Segment Open

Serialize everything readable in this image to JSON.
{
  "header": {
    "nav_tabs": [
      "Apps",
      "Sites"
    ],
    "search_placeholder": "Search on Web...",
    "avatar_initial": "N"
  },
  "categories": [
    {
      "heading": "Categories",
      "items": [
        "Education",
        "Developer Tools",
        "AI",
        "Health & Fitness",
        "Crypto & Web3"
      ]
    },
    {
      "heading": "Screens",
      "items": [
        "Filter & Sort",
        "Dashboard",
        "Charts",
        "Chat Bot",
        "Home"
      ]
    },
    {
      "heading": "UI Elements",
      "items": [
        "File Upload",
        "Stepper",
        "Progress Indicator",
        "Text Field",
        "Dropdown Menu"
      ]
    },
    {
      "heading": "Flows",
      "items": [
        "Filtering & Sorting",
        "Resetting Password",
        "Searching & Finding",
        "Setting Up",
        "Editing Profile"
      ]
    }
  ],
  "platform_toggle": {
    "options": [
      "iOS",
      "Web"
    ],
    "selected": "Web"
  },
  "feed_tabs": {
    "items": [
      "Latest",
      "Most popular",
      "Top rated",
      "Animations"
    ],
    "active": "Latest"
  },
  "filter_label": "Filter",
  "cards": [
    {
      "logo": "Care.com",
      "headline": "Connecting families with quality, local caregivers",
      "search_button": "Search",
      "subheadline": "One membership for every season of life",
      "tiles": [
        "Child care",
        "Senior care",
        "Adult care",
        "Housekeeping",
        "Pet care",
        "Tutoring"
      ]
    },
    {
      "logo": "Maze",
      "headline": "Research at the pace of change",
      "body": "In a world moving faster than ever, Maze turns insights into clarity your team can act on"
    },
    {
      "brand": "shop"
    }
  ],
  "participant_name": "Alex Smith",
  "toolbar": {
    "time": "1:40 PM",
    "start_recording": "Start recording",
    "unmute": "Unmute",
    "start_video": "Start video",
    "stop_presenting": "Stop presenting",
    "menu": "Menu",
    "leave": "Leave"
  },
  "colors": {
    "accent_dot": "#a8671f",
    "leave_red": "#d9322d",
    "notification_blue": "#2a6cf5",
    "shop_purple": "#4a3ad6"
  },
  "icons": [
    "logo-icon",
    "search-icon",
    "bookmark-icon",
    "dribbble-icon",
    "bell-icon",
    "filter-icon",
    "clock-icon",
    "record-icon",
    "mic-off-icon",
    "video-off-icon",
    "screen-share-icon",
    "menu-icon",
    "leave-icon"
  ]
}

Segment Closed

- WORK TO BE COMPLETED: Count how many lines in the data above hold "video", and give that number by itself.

- TASK RESULT: 2